Buckingham Palace. Windsor Castle. The House of Lords. Blenheim Palace. Woburn Abbey. The Savoy Hotel in London. The Sultan's palaces in Salalah and Muscat, Oman. And many more in Europe and the Middle East.


He's also had commissions in American homes, notably in Palm Beach, Fla.

A master of faux finishes, Mr. Pardon, 53, has been painting trompe l'oeil scenes, fake marble and imitation woods for 30 years. He even painted Queen Elizabeth's office in her indoor riding school at Buckingham Palace, where she practices riding sidesaddle for her annual two-hour birthday parade.


Founder of the Pardon School of Specialist Decoration in London, Mr. Pardon and his wife, Shirley, recently opened a school in Miami for artists, interior designers and anyone interested in learning to paint faux finishes. They are keeping their London school, and Mr. Pardon plans to teach master classes there during the summer.

Why Miami?

"We decided we much prefer to be in Florida," Shirley Pardon said. "We ran our school in New York only four months in the fall. When we made the decision to run a school full-time in this country, we considered the climate, the closeness of Latin America and easy access to Europe. We also found that people thought New York too expensive. Here we have the beach and weather; it's a much more attractive prospect for students."

Mr. Pardon started the New York school in 1986. Further summer courses were given in California before the couple decided that Miami, which Mr. Pardon considers "the fastest-growing cultural area in the United States," would be the ideal place to base a permanent Pardon Studio.

Mr. Pardon believes faux finishes are gaining popularity in homes because "when you have texture on a wall, you give life to it. If you have nice art and furniture, but nothing on the walls, it's dull. Houses are like theater.

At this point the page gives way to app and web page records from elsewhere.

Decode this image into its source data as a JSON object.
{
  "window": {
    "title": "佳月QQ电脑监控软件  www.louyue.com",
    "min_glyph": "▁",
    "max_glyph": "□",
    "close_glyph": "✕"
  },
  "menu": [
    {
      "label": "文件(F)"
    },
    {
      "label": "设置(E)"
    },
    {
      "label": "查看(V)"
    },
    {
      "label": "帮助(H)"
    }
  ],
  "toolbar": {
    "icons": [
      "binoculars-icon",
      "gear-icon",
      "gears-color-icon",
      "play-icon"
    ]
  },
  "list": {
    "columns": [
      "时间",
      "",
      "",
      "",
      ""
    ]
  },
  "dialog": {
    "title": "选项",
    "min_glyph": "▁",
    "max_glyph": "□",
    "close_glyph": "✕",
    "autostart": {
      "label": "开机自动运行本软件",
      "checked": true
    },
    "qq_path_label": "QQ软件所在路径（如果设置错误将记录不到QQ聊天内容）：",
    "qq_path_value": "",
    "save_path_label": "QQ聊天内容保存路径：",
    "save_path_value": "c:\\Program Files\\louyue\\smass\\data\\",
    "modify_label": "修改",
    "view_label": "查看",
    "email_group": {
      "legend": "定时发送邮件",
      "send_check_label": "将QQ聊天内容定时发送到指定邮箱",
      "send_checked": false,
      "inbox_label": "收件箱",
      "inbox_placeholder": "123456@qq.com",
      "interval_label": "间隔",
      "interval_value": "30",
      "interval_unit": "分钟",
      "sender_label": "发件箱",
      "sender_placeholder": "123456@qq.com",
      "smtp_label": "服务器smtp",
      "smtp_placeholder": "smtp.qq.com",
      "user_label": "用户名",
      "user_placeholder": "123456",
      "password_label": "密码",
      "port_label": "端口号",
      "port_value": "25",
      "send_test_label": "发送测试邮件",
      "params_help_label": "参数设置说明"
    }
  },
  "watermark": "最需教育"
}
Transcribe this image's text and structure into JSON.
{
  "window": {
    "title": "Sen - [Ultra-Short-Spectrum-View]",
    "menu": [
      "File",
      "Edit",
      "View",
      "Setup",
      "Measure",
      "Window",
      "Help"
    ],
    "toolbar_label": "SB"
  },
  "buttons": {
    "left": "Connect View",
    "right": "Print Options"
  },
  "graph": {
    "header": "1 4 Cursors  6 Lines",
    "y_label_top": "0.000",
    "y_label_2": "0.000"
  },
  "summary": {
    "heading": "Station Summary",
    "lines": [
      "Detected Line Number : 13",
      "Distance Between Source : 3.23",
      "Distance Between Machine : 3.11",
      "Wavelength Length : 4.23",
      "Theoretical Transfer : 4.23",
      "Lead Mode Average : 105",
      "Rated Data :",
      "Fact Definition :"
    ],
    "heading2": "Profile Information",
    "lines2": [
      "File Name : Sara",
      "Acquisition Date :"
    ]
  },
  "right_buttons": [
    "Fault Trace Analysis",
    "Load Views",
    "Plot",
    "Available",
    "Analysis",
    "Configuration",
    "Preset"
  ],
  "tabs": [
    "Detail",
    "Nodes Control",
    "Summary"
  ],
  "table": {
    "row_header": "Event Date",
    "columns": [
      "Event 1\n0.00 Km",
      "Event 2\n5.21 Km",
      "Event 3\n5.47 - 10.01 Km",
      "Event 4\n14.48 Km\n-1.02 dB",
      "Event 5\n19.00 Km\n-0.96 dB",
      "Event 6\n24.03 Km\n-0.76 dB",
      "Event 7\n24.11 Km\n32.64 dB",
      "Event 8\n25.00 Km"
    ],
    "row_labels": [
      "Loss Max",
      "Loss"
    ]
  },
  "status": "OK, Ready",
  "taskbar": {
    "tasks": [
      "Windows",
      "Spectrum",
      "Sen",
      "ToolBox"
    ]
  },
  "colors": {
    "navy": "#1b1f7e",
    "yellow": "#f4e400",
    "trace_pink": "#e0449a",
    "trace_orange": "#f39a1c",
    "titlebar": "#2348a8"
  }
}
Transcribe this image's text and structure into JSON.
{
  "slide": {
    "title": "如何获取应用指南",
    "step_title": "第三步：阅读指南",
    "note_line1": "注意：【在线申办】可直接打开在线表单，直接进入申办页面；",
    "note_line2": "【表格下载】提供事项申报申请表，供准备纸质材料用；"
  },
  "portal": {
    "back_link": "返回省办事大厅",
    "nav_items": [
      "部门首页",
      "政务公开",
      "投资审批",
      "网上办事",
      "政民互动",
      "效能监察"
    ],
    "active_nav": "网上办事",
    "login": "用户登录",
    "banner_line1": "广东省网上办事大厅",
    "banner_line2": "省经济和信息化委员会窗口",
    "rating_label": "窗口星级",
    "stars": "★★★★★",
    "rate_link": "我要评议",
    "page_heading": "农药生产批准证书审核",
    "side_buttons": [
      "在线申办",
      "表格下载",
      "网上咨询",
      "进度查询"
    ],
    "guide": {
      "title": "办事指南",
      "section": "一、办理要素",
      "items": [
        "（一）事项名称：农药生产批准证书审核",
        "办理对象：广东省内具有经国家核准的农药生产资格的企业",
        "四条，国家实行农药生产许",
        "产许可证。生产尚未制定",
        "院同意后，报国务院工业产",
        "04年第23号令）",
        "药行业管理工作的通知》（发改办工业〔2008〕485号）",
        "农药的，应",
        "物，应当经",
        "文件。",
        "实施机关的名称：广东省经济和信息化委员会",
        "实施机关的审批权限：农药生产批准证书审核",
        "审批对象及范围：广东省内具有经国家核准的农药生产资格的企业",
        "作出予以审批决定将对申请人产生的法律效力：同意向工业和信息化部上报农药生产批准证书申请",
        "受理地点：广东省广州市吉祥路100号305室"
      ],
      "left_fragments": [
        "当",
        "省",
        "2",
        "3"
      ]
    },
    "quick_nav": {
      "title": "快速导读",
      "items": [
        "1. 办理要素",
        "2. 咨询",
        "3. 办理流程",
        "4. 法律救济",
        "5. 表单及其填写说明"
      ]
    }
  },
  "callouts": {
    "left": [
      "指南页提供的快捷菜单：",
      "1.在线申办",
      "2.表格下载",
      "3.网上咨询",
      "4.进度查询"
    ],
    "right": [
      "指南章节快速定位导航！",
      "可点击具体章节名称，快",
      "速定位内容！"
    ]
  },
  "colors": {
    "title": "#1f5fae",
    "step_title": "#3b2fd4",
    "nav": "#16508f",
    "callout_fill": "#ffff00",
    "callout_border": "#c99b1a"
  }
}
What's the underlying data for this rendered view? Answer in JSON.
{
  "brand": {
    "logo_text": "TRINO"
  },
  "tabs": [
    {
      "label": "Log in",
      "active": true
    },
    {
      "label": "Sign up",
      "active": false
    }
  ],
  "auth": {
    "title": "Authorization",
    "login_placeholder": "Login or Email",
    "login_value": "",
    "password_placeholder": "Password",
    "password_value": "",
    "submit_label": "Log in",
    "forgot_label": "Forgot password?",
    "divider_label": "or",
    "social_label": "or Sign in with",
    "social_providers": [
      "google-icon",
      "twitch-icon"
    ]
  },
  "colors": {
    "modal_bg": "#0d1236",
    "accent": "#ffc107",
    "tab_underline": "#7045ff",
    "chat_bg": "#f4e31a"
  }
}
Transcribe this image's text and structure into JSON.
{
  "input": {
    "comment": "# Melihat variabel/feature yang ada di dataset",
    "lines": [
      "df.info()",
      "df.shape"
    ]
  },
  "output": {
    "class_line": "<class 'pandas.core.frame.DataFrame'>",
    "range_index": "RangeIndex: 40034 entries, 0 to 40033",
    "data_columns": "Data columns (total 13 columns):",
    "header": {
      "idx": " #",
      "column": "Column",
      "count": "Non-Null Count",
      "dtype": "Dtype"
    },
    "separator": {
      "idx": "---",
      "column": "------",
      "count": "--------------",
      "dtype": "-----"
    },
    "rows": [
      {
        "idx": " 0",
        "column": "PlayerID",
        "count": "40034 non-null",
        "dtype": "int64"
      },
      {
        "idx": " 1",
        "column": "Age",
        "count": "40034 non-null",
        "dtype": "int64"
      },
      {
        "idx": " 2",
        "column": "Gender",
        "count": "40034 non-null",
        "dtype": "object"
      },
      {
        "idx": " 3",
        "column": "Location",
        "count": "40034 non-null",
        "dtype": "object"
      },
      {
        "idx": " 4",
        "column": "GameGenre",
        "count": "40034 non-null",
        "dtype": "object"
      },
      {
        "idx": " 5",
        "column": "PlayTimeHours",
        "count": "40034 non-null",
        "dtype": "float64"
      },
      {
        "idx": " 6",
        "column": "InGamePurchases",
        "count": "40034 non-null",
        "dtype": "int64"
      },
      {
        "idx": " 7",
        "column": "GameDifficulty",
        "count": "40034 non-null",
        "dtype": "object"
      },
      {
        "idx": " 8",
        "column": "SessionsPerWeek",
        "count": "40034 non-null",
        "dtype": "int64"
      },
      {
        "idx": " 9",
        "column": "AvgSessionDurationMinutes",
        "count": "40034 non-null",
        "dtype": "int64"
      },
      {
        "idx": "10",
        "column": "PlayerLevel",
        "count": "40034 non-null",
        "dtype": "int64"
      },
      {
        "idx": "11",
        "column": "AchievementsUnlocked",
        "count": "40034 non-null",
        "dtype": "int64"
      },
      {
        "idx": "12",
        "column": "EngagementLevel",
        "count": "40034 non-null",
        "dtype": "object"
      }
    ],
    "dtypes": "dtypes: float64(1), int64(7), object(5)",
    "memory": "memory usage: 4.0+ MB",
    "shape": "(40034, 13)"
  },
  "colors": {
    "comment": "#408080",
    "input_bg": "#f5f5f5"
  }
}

You don't actually see the theater, but you feel it."

The new school in Miami is open to anyone, but Shirley Pardon said that "for someone to do this they have to have a feeling for it. We only get those who are interested. It doesn't appeal to me, for example, because I have no artistic feeling."

Students receive a certificate at the end of the course. Classes are limited to 20 students.

For those who think learning faux finishes is beyond them,


consider that the Pardons' son Richard started marbling at age 5. He says it's easy.

Mr. Pardon also had a painting session with Joan Rivers on her TV show in September 1990. Ms. Rivers suggested she stick to jokes and he to painting.